• Directions: Down to the last line, write out the entries below exactly and omit all pictures.

• Records shown:

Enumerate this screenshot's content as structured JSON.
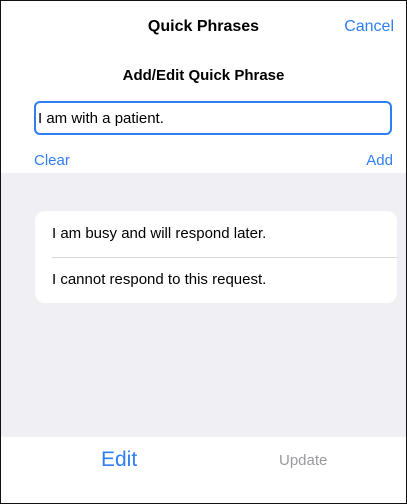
{
  "header": {
    "title": "Quick Phrases",
    "cancel_label": "Cancel"
  },
  "editor": {
    "section_title": "Add/Edit Quick Phrase",
    "input_value": "I am with a patient.",
    "clear_label": "Clear",
    "add_label": "Add"
  },
  "phrases": [
    "I am busy and will respond later.",
    "I cannot respond to this request."
  ],
  "toolbar": {
    "edit_label": "Edit",
    "update_label": "Update",
    "update_enabled": false
  },
  "colors": {
    "accent": "#2f7ff0",
    "disabled": "#9a9a9e",
    "content_background": "#f0f0f4"
  }
}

• Answer to the exercise:
Enumerate this screenshot's content as structured JSON.
{
  "header": {
    "title": "Quick Phrases",
    "cancel_label": "Cancel"
  },
  "editor": {
    "section_title": "Add/Edit Quick Phrase",
    "input_value": "I am with a patient.",
    "clear_label": "Clear",
    "add_label": "Add"
  },
  "phrases": [
    "I am busy and will respond later.",
    "I cannot respond to this request."
  ],
  "toolbar": {
    "edit_label": "Edit",
    "update_label": "Update",
    "update_enabled": false
  },
  "colors": {
    "accent": "#2f7ff0",
    "disabled": "#9a9a9e",
    "content_background": "#f0f0f4"
  }
}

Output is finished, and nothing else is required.